__EXERCISE GOAL__
Pull every "icon" line out of the data below.

[GIVEN ENTRIES Boundary: Start]

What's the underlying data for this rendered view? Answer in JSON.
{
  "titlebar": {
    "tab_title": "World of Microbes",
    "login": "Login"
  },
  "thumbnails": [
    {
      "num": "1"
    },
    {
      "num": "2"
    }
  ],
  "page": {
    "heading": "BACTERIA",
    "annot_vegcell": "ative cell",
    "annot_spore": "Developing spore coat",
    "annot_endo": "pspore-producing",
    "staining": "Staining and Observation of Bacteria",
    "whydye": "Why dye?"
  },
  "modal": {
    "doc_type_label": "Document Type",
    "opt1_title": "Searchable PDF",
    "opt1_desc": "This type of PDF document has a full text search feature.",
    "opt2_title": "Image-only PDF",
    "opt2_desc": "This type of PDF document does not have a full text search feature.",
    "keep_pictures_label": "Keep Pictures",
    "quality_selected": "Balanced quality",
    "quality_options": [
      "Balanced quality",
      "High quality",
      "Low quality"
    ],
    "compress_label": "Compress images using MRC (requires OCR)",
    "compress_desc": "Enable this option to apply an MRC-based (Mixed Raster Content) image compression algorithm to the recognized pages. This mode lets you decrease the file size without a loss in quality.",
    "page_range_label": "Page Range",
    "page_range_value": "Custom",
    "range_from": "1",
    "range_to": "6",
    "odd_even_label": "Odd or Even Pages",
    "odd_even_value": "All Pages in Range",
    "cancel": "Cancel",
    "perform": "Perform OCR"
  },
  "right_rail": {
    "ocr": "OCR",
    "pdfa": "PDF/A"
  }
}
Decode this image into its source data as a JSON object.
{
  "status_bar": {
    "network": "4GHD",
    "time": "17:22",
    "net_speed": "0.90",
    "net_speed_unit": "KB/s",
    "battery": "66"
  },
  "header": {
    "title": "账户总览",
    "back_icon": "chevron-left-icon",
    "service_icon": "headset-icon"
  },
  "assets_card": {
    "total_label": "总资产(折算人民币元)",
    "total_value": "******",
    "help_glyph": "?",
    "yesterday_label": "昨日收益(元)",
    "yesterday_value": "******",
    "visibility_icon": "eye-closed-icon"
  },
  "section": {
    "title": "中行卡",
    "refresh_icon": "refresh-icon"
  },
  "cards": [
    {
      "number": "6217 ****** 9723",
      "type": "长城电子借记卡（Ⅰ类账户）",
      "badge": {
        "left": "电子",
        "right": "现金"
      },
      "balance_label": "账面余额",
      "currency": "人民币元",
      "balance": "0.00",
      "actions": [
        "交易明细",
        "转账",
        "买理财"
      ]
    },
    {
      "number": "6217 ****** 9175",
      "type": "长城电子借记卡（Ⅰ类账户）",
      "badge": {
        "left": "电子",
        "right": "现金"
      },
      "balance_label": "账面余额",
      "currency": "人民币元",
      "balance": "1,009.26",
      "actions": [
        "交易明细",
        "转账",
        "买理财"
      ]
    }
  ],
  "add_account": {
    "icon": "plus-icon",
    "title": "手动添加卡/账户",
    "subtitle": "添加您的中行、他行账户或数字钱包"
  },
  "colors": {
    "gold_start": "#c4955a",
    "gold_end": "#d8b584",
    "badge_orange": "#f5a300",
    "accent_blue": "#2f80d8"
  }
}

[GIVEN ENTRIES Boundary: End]

__YOUR SOLUTION__
    "back_icon": "chevron-left-icon",
    "service_icon": "headset-icon"
    "visibility_icon": "eye-closed-icon"
    "refresh_icon": "refresh-icon"
    "icon": "plus-icon",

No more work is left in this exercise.